Servicing missions, launched every 5 to 7 years, would allow astronomers to upgrade the telescope with new instruments and technologies. Like the HST, the telescope should achieve or exceed a 20-year service timespan.

Extrasolar planetsEdit

LUVOIR-B (formerly ATLAST) would use an internal coronagraph or an external occulter, can characterize the atmosphere and surface of an Earth-sized exoplanet in the habitable zone of long-lived stars at distances up to 140 light-years (43 pc), including its rotation rate, climate, and habitability. The telescope would also allow researchers to glean information on the nature of the dominant surface features, changes in cloud cover and climate, and, potentially, seasonal variations in surface vegetation.[10]

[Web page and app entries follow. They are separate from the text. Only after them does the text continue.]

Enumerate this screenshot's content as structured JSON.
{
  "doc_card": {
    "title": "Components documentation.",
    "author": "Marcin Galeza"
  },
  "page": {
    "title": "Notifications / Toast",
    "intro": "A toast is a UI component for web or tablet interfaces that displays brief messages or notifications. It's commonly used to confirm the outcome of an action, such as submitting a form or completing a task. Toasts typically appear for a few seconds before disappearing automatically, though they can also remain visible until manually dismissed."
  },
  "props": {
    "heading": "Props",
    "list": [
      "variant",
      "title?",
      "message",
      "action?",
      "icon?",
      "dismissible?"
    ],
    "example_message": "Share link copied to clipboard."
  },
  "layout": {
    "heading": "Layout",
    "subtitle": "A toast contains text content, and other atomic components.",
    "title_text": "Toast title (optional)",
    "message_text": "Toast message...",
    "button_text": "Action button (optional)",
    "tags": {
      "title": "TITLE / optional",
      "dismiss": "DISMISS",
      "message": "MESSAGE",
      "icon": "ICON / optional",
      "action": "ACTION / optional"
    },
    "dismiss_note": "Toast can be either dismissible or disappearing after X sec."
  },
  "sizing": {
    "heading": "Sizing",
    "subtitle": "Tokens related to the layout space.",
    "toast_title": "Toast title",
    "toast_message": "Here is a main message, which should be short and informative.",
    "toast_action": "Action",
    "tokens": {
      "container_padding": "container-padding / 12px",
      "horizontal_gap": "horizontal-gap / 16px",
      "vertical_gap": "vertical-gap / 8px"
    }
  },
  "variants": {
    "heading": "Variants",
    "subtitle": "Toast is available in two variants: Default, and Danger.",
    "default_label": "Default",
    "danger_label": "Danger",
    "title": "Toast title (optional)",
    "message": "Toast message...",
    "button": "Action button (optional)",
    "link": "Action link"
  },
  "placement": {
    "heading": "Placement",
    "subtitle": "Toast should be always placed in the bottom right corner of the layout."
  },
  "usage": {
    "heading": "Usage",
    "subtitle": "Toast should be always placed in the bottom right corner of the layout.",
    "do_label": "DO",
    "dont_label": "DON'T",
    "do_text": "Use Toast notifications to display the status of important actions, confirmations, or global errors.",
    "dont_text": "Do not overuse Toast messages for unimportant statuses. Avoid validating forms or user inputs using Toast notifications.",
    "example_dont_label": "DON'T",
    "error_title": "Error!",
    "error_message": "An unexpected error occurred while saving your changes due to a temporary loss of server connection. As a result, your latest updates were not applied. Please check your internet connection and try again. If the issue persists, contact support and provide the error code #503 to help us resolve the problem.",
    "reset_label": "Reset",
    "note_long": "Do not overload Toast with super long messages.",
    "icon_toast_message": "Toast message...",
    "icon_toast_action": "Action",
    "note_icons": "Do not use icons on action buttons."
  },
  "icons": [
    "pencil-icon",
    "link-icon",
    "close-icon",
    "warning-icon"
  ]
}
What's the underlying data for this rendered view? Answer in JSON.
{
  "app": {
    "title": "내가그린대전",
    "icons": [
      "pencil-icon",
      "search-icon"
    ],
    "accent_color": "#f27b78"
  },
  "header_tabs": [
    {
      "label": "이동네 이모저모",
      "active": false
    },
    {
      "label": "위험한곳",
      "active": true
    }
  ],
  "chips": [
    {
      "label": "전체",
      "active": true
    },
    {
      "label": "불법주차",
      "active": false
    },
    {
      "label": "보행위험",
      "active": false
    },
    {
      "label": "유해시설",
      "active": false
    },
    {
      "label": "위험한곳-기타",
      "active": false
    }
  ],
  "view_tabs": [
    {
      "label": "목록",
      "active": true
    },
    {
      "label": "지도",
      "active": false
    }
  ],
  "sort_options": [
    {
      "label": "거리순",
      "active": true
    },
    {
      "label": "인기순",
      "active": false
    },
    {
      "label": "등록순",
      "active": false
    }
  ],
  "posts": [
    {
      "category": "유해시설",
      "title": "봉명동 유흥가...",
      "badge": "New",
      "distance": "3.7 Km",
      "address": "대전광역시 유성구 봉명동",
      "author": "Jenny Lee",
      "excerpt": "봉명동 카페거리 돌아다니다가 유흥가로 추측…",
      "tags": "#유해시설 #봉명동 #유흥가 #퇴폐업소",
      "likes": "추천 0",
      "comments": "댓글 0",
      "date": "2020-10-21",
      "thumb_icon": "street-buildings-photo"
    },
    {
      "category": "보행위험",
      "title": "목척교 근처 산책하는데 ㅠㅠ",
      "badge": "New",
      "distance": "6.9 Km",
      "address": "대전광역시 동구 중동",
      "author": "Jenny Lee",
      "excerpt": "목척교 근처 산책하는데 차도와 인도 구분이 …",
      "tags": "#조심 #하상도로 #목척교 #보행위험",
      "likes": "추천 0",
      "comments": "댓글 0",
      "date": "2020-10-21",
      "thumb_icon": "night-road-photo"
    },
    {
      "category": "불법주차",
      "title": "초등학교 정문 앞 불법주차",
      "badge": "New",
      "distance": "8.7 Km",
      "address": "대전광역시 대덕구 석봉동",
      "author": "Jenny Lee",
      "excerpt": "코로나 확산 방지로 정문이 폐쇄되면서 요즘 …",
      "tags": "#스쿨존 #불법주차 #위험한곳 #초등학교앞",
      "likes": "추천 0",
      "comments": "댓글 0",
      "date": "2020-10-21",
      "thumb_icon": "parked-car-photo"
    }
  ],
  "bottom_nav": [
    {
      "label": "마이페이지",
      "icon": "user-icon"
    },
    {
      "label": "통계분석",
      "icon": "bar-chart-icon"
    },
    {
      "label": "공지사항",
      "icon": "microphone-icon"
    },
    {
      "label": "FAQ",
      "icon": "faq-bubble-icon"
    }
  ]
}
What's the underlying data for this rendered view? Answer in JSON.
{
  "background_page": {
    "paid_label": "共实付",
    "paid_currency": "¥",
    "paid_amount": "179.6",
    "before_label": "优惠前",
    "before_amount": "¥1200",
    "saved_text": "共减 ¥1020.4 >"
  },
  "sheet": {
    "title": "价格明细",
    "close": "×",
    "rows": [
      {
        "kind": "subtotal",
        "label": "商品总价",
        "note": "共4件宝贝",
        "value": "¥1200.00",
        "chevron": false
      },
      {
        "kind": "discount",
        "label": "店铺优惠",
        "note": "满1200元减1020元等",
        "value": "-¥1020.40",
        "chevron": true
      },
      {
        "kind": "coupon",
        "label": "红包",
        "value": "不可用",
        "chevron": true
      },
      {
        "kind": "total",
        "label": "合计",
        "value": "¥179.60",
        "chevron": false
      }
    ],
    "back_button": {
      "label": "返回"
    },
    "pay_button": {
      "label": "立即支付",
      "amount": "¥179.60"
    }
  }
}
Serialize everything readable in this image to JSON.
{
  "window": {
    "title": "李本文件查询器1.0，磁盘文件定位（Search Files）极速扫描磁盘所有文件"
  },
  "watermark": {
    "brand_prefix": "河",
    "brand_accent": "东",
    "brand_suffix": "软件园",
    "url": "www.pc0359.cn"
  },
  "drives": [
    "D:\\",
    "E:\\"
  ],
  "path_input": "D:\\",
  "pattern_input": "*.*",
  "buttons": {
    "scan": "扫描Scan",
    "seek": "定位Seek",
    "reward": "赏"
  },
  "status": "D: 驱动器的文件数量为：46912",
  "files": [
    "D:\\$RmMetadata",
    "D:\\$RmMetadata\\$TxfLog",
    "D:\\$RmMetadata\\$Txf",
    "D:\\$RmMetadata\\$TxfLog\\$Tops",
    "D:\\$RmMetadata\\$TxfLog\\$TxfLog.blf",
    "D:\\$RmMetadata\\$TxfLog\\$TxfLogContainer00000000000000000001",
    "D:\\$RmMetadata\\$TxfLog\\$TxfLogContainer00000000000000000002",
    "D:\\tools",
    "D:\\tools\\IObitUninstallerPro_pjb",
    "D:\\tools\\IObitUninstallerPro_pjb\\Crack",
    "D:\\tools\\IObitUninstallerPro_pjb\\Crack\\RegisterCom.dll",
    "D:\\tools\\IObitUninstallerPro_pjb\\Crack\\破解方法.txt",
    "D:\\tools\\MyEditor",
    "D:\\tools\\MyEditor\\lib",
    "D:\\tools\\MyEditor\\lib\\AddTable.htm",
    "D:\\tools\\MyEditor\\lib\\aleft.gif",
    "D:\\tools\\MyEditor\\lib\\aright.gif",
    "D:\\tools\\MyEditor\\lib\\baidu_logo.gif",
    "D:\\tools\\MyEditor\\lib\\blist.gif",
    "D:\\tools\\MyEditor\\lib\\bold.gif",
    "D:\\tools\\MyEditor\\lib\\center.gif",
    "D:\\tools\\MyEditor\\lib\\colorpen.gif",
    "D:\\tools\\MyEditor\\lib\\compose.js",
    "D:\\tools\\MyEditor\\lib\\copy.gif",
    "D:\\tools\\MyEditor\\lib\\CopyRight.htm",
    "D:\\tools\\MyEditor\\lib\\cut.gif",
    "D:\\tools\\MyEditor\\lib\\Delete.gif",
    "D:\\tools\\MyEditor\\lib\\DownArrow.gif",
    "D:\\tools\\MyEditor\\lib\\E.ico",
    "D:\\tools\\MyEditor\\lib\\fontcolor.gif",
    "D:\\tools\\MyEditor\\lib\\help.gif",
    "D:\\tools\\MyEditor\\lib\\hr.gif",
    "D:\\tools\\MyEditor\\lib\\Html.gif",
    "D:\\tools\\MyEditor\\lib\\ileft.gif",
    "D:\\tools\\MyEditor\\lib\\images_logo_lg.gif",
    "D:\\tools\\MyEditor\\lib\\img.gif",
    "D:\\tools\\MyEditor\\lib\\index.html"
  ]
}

See alsoEdit

ReferencesEdit

  1. ^ a b "NASA Team Lays Plans to Observe New Worlds". NASA. July 23, 2014.
  2. ^ a b Postman, Marc; et al. (6 April 2009). "Advanced Technology Large-Aperture Space Telescope (ATLAST): A Technology Roadmap for the Next Decade" (PDF). RFI submitted to Astro2010 Decadal Committee. arXiv:0904.0941. Bibcode:2009arXiv0904.0941P.
  3. ^ Reddy, Francis (August 2008). "Where will astronomy be in 35 years?". Astronomy.
  4. ^ a b c LUVOIR - Design. NASA. J.D. Myers. Accessed on 17 July 2019.
  5. ^ a b "ATLAST — Advanced Technology Large-Aperture Space Telescope". Space Telescope Science Institute.
  6. ^ Werner, Michael; et al. (14 May 2016). "Extension of ATLAST/LUVOIR's Capabilities to 5 Microns, or Beyond". arXiv:1605.04367 [astro-ph.IM]. ATLAST and HDST can be thought of as possible implementations of LUVOIR.
  7. ^ Cofield, Calla (1 February 2016). "NASA's Next Great Space Telescope: The Quest Begins". Space.com. One of the most recent such proposals has been named the "High Definition Space Telescope," (HDST), but the general concept is called LUVOIR (Large Ultraviolet Visible Infrared).
  8. ^ Foust, Jeff (Jan 21, 2019). "Selecting the next great space observatory".
  9. ^ [1]
  10. ^ Postman, M.; Traub, W. A.; Krist, J.; et al. (19 November 2009). Advanced Technology Large-Aperture Space Telescope (ATLAST): Characterizing Habitable Worlds. Pathways Towards Habitable Planets Symposium. 14-18 September 2009. Barcelona, Spain. arXiv:0911.3841. Bibcode:2010ASPC..430..361P.

External linksEdit